The narrow streets almost like large gutters; cobbled deep ruts between high pavements. Ladies calling raucously across the street; old women dressed in shrivelled black, wizen-skinned like the gobbled chops of turkeys. Young women in gaily coloured scarves briskly smiling at the shop-keepers with their rich red lips; little girls with skirts that almost refused to cover their bottoms, sucking dirty fingers, staring at the food and lovely clothes. Men standing, leaning, always watching, waiting, almost asleep under the ragged trousers and tangled coats.
Down the side streets were the dark cool bodegas: Vino Jose, Bodega Callejo.
Across the street the water was white in the sun, and strewn with craft, their masts spiking into the skyline. Ropes sagged from massive stone capstans, slowly dipping into the water, then turning and rising high as the boats rocked on the gentle swell.
Thick Atlantic clouds were sweeping in, dulling the sea with a spatter of rain. The wind whipped the waves into life. Within minutes the bay of Algeciras was changed to a dull grey.

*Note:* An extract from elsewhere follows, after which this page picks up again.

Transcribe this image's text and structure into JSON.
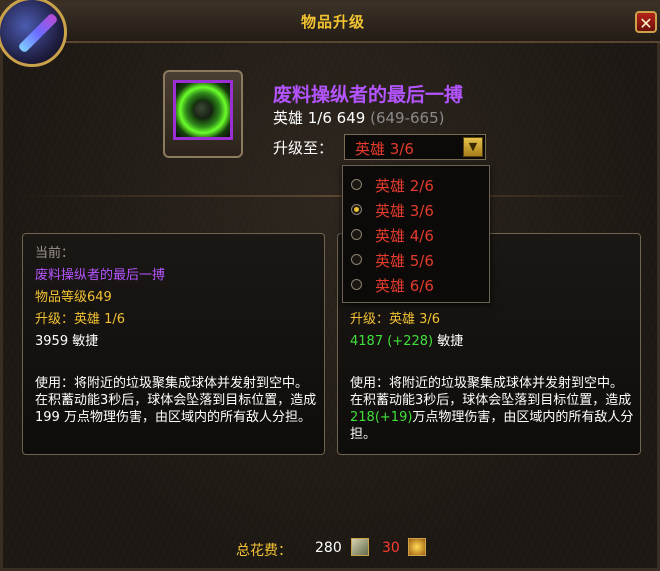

Michael and I drove the van into the belly of the ferry to take us across to Ceuta. We left Alan on the station platform waiting for the train to take him up to Granada, and then Madrid and back to the UK.
Slowly the land slipped away; cranes, derricks, masts, rigging, people standing watching vacantly the passing of the ship, and then they squatted down by the white wall close to the quayside waiting for the next event to take place.
From over the northern hills the red light of a plane winked as it circled in to land along the wide runway of Gibraltar airport that stretches out on both sides of the promontory, and we left Europe.